The Gift of the Magi by O. Henry — $15.99 (age 9 and up) With a handful of pennies, Della decides to sacrifice her beautiful knee-length hair to make enough money for a gift for her beloved James. This classic story set in New York City at the turn of the twentieth century explores needs and wants, scarcity, tradeoffs, and, with an ironic twist, love.

 

The Nutcracker by Eta Hoffman — $45.95 (ages 7 and up)
 With visuals by the illustrious Maurice Sendak, this novel-esque story explores the age-old theme of good versus evil, but in a magical, snowy setting. Whether your family has seen (or been in) the ballet, this fascinating tale is worth revisiting.

 

Wintertime Wonders

 

The Shortest Day: Celebrating The Winter Solstice by Wendy Pfeffer — $17.99 (ages 6 and up) Rather than despair the shortest, presumably darkest day of the year (aka the winter solstice), share this book with your youngsters. It explains the history of solstice celebrations, easy science activities and other stay-busy ideas.

 

The Mitten by Jan Brett — $17.99 (ages 3 and up)  What happens to lost mittens?
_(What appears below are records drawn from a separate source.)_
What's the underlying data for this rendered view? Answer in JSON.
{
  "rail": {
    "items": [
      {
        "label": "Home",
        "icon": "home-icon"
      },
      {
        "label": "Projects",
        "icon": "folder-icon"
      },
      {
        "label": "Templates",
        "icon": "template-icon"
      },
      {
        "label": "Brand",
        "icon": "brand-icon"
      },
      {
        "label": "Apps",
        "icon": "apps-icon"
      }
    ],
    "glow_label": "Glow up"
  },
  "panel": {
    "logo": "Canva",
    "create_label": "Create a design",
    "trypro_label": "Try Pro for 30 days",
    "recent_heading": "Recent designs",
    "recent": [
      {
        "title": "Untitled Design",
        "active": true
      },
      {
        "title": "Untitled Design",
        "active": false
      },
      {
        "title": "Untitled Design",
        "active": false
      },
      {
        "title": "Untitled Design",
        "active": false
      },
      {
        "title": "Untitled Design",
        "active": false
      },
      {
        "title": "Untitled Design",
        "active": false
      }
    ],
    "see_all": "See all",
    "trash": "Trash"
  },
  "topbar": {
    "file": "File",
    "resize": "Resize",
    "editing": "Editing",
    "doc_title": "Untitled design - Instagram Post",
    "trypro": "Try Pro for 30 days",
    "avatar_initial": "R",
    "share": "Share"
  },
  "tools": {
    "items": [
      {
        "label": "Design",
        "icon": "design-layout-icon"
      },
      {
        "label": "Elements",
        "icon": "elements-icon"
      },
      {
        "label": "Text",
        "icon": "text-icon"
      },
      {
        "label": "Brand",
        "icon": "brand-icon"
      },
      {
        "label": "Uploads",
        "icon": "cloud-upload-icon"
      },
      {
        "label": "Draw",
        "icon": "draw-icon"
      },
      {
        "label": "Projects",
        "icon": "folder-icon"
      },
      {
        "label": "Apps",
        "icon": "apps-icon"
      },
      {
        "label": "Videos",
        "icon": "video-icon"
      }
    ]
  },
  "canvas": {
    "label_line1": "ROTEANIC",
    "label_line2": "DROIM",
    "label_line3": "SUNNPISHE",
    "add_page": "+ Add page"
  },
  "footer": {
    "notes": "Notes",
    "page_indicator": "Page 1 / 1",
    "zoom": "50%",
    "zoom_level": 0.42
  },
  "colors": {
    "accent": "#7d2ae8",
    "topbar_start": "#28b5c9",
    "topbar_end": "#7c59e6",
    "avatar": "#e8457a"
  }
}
In this popular, intricately illustrated book, the main character Nicki’s mitten is stretched to the limits by the forest animals who squeeze in it together. A true community commences when a badger and bunny seek refuge together.

 

Snowmen At Night by Caralyn Buehner — $10.87 (ages 3 and up)
 What do snowmen do when you and your kids aren’t looking? This tale explores the secret, exciting adventures of our bulbous, frozen friends. Besides offering a bit of winter holiday revelry, it teaches us that snowmen and people alike are not the sum of a day job.

 

Snowflake Bentley by Jacqueline Briggs Martin — $16.15 (ages 5 and up) A tale of perseverance and patience, this biography recounts Wilson “Snowflake” Bentley and his love for snow. With woodcut illustrations and captivating text, the tale pulls readers in.

 

A Perfect Day by Carin Berger — $16.99 (ages 4 and up) This delightful book details the perfect winter day, when it snows and snows. With vibrant collages, Berger depicts how everyone comes out to play, including a little girl named Charlotte who sets up an icicle stand.